The input:
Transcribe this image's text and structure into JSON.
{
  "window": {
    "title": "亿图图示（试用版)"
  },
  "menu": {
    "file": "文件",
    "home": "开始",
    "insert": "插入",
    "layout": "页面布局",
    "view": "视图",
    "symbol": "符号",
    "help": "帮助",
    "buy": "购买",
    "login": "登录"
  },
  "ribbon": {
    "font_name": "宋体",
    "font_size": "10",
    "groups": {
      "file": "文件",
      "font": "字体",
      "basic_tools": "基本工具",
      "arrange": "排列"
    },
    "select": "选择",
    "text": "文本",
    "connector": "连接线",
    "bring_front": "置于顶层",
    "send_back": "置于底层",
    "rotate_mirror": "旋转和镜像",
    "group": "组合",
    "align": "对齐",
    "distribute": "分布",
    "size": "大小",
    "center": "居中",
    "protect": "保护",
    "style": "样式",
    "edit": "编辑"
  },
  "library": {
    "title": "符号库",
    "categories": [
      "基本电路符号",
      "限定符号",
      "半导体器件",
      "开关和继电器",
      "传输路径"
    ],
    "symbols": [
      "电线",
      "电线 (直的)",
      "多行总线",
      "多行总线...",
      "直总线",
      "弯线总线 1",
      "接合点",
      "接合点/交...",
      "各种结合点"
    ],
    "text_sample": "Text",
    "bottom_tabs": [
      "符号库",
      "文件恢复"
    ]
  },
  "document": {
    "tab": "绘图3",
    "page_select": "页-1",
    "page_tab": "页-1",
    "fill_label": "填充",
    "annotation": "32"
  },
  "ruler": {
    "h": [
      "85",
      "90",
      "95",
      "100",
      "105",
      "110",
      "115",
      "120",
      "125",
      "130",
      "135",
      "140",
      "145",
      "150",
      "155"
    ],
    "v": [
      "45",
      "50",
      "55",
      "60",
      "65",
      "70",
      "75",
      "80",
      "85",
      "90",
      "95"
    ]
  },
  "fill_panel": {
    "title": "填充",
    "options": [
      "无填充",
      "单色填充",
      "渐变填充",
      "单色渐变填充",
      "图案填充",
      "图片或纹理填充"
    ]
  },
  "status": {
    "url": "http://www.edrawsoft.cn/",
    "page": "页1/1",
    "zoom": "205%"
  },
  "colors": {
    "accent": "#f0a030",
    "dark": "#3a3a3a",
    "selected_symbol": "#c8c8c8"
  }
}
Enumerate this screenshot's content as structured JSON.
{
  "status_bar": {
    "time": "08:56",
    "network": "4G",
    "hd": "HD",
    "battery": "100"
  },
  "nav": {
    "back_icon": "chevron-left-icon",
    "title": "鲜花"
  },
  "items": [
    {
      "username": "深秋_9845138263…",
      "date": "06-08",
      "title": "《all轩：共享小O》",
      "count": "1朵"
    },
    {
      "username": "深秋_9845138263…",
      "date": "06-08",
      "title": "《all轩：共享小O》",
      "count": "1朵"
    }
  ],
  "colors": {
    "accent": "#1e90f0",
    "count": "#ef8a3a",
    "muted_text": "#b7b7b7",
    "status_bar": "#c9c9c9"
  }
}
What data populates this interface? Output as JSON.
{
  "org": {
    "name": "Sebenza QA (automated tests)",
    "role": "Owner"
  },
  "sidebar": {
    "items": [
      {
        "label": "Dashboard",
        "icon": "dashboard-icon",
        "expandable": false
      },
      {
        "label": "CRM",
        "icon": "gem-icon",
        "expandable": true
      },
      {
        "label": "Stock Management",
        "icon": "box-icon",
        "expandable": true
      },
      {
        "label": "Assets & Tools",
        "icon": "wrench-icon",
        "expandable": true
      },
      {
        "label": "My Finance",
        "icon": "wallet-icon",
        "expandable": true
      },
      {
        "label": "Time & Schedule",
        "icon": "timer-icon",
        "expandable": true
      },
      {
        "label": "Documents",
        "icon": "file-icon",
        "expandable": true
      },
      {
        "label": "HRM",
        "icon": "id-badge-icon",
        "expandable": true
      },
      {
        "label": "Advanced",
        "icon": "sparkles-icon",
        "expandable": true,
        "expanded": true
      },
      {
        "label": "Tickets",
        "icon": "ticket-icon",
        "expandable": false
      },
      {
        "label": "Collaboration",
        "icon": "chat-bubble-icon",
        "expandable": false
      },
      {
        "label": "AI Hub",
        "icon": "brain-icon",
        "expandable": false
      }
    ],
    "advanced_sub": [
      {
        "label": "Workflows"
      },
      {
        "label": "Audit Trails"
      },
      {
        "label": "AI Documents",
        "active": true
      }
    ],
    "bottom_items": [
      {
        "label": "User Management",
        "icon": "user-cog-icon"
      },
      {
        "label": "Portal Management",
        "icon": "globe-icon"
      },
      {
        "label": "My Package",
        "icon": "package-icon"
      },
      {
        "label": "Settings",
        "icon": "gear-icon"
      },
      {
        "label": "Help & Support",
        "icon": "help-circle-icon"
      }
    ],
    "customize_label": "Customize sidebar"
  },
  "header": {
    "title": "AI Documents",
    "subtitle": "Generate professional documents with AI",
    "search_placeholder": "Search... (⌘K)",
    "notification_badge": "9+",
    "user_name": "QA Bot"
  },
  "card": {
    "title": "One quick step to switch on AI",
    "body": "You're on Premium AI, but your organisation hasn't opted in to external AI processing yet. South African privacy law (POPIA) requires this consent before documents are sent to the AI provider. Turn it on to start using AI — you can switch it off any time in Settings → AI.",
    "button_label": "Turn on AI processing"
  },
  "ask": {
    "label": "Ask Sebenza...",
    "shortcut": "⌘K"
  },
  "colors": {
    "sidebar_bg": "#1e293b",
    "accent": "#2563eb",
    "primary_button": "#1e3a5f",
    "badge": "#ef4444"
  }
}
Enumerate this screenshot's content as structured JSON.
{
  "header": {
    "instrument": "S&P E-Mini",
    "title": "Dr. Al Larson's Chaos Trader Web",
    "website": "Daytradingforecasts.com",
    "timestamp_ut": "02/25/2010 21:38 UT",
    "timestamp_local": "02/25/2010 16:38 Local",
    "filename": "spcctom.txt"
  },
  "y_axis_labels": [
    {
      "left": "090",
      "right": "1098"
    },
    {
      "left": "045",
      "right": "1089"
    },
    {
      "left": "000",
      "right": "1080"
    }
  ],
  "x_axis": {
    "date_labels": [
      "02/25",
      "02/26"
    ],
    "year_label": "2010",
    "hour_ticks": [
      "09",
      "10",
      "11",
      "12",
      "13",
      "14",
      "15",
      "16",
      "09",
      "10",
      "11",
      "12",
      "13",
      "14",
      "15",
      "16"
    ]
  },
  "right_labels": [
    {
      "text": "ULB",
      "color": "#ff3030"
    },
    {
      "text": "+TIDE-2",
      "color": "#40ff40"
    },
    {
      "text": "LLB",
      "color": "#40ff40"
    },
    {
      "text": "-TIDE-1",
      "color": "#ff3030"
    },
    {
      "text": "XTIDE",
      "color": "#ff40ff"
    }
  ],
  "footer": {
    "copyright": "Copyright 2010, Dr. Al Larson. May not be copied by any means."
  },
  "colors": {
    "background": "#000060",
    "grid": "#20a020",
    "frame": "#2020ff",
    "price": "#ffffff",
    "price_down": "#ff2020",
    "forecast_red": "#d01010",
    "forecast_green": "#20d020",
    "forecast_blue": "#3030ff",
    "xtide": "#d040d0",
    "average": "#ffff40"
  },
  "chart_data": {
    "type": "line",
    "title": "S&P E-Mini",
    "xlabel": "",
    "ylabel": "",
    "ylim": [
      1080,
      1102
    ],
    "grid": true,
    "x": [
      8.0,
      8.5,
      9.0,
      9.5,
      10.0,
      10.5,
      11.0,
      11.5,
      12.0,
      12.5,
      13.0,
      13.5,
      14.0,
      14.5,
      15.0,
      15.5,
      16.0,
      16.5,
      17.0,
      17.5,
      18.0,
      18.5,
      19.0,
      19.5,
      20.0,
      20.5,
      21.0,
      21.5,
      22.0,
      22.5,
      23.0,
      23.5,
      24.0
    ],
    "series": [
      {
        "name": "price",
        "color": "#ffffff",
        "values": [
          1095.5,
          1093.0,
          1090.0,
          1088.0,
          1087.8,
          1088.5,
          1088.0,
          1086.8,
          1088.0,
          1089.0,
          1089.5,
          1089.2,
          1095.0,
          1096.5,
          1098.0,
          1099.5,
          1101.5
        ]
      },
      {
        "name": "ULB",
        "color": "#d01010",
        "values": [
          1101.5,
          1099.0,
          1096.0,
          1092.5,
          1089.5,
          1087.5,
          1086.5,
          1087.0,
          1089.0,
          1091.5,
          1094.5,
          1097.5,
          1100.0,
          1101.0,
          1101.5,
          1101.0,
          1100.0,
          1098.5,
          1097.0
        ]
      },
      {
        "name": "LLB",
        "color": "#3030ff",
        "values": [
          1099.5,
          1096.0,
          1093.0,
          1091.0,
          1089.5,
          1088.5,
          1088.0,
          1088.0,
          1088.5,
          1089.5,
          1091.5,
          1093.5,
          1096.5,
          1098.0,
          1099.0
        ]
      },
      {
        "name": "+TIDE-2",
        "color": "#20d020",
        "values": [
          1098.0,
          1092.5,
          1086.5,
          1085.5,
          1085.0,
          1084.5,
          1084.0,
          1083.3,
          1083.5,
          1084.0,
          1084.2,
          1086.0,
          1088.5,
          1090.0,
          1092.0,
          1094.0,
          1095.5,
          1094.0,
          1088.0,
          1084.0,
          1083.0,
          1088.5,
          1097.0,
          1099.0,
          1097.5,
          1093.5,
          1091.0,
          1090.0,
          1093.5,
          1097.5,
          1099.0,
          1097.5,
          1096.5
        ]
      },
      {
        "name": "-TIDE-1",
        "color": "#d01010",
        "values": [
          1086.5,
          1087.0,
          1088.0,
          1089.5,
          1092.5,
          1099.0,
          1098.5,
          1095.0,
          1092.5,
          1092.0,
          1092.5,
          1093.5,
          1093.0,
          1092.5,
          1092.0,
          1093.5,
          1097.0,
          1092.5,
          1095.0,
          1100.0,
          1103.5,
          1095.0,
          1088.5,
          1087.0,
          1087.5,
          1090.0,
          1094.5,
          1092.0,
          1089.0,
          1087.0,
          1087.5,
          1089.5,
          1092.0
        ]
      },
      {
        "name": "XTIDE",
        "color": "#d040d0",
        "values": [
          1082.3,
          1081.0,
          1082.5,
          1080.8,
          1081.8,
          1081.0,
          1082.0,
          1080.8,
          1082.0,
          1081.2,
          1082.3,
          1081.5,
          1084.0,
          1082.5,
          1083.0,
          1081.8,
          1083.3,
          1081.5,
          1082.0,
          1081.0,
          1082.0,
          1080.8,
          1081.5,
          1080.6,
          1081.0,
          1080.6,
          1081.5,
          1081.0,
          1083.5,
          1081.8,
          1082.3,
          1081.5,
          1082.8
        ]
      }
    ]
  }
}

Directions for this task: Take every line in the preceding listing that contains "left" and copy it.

Response area:
    "back_icon": "chevron-left-icon",
      "left": "090",
      "left": "045",
      "left": "000",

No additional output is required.